“Still, when it comes to the notion of ‘just lying’ I’d have to ask, then, at what point do we draw the line? If it’s okay (or even our duty) to lie to prevent unjust murder, is it okay to lie to prevent unjust injury? Is it okay to lie to prevent burglary, or hijacking? Is it okay to lie if it brings about financial gain to the church? Is it okay (or even our duty) to lie if it results in conversions to Christ?”

i) You could raise the same kinds of questions about killing. Do borderline cases thereby justify pacifism? Is there no right of self-defense unless you can address every conceivable contingency?
ii) What’s wrong with deception to prevent hijacking? Where’s the argument?
iii) There are situations in life where we don’t always have ready-made answers. Where we don’t know the right answer.
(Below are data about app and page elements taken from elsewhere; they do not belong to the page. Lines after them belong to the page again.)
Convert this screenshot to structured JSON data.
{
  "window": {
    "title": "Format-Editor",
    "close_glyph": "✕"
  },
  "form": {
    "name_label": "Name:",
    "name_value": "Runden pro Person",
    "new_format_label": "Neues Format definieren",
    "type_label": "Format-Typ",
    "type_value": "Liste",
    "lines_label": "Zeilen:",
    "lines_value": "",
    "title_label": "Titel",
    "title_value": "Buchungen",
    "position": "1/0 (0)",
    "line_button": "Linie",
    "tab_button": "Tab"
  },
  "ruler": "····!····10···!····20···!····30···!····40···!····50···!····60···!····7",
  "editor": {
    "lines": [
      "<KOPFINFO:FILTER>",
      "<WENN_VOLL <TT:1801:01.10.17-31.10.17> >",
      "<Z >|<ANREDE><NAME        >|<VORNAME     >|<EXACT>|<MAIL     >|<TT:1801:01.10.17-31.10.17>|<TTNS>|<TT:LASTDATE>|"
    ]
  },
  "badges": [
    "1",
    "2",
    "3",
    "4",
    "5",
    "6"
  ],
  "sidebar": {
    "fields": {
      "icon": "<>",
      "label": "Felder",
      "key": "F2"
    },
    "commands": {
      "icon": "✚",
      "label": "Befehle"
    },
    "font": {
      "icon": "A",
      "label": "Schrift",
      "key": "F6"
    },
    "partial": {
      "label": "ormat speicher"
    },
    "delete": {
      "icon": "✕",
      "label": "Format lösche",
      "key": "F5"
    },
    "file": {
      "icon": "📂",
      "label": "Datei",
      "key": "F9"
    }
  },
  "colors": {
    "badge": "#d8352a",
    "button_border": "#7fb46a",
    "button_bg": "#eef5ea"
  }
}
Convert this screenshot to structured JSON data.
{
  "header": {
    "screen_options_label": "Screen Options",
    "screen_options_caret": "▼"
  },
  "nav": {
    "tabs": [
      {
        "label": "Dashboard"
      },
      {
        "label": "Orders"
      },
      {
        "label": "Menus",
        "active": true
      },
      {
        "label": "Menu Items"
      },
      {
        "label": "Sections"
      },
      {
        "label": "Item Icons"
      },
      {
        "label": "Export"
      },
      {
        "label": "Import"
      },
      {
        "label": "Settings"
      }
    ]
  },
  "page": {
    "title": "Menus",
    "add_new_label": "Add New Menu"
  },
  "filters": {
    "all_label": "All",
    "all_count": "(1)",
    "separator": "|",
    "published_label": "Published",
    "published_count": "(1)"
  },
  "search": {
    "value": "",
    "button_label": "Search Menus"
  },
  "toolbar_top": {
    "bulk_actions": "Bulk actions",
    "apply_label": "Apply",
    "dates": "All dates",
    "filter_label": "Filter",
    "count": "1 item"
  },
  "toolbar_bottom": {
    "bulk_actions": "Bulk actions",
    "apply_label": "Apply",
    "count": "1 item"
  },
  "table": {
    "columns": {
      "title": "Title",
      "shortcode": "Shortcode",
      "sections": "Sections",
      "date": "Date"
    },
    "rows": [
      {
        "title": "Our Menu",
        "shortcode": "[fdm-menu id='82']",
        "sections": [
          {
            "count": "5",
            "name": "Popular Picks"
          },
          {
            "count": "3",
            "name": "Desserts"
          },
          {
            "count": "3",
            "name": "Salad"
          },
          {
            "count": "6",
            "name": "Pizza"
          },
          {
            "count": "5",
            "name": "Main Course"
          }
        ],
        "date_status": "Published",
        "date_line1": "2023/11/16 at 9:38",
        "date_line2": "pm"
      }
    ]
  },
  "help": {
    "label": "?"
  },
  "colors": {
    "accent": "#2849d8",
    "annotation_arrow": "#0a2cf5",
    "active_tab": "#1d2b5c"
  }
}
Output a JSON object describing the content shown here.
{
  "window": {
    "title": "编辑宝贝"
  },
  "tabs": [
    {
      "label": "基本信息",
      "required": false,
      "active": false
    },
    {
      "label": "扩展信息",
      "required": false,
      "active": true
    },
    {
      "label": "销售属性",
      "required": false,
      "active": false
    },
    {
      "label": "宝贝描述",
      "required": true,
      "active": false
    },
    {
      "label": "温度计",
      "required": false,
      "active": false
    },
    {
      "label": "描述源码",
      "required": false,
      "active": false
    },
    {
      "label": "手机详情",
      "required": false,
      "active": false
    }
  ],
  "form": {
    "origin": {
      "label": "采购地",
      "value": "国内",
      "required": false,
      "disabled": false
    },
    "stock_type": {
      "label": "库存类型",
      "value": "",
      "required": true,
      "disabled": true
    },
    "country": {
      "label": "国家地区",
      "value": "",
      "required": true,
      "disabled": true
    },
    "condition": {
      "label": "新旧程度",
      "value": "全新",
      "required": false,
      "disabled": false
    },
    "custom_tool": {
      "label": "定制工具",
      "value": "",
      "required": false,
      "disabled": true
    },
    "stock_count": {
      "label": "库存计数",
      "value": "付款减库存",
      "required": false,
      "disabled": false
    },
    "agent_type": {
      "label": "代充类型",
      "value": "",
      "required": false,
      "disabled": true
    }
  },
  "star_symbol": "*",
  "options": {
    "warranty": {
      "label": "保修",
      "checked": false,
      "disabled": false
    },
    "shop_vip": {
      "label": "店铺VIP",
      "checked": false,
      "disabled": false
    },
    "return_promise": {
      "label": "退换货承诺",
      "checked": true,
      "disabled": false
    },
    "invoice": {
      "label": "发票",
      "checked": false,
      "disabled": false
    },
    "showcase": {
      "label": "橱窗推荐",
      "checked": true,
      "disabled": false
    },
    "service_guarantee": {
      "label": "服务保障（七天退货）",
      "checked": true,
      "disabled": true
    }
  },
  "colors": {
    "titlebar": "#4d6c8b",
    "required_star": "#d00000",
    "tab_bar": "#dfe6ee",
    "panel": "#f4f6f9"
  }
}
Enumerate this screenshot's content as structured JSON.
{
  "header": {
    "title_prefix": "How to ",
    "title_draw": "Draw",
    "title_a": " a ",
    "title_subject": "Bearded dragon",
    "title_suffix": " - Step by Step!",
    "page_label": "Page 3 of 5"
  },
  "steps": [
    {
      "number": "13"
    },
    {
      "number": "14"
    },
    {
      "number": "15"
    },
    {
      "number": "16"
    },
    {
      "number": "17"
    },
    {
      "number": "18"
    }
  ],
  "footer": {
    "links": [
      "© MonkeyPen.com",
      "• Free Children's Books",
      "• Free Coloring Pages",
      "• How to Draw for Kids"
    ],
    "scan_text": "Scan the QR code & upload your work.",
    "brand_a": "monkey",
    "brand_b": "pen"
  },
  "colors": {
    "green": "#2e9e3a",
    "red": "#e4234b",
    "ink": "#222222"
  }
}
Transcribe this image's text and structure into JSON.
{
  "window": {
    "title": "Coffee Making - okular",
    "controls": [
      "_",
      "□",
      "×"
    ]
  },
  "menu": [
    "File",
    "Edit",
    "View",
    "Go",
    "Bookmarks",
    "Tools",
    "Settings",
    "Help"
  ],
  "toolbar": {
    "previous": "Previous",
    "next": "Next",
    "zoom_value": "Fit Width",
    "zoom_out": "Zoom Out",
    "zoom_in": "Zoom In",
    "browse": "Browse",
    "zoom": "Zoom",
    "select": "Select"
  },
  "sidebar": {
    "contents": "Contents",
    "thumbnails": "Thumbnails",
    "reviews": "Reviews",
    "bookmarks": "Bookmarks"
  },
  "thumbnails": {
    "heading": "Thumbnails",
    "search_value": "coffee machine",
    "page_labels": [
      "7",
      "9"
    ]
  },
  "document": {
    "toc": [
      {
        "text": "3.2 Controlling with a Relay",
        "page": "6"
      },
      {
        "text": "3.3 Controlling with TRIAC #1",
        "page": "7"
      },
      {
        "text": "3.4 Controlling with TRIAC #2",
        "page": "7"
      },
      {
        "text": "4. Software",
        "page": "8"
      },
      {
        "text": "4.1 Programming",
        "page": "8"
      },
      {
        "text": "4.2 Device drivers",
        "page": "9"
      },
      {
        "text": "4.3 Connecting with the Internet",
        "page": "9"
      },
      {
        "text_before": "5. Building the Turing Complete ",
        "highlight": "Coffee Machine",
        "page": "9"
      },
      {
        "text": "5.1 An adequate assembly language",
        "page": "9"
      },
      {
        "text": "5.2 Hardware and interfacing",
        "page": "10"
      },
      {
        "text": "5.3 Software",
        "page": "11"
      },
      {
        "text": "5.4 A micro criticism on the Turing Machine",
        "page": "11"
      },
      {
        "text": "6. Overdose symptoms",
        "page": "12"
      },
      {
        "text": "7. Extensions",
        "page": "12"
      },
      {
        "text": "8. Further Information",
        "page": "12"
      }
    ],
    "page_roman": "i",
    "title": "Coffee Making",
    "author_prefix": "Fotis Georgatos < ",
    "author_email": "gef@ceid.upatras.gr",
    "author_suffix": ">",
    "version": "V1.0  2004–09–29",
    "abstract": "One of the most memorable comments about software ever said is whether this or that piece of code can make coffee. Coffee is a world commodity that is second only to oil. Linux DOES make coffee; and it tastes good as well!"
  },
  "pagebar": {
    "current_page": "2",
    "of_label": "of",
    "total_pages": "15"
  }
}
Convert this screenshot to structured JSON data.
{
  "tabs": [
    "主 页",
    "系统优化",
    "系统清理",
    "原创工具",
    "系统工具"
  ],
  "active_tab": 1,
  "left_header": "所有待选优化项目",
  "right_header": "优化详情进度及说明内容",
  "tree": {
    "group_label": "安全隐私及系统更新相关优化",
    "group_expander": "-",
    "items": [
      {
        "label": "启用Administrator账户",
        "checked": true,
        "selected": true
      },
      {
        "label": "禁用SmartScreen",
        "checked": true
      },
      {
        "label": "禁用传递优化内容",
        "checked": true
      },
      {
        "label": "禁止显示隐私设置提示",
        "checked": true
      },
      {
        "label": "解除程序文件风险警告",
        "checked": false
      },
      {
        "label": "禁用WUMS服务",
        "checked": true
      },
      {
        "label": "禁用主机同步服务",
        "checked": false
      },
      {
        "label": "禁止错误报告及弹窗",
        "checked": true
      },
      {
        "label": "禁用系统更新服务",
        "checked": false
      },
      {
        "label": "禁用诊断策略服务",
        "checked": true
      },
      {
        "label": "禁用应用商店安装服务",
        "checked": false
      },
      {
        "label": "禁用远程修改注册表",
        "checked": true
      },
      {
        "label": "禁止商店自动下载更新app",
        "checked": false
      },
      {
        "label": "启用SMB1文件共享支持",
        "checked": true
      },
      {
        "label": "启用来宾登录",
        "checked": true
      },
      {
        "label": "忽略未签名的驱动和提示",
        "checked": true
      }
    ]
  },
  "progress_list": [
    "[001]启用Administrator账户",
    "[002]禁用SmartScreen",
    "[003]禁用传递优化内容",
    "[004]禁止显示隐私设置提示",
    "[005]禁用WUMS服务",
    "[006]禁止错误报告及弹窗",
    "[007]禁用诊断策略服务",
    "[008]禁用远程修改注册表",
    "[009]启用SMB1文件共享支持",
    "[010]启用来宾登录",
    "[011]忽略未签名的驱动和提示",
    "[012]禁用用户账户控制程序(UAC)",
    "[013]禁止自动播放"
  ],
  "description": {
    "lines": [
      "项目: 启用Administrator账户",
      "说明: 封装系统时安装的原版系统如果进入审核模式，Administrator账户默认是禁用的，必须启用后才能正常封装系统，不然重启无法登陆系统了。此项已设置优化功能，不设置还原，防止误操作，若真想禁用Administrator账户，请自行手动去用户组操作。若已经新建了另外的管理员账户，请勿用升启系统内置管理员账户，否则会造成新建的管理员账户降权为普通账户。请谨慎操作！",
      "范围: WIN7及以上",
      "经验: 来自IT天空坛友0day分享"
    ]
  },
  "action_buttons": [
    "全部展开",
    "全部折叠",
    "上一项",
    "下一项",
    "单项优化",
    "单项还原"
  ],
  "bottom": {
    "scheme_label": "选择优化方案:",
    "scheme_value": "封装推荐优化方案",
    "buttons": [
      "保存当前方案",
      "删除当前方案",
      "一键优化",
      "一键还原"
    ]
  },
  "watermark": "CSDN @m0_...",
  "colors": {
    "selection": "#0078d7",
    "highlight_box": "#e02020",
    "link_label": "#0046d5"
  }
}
But that doesn’t mean we’re equally uncertain about everything, does it?
“I’d be very concerned that it turns into a utilitarian calculus, where lesser bads are justified if they can reasonably be expected to result in greater goods.”
i) To begin with, we’re often confronted with forced options in life. We don’t have the luxury of being noncommittal. Both action and inaction have corresponding results.
ii) You yourself are raising a consequentialist objection to consequentialism. You’re resorting to the slippery slope argument. You’re saying we shouldn’t lie, for if we make an exception in this case, then what about x, y, and z? Well, isn’t that an outcome-based objection?
iii) In addition, your objection is very lopsided. You act as though worst-case scenarios only apply to deception. But, of course, it’s easy to come up with worst-case scenarios for the opposing position as well. Shouldn’t your concern be more evenhanded? Why is your concern limited to the consequences of deception, but not the consequences of your alternative? Hypotheticals cut both ways, you know.

No comments:

Post a Comment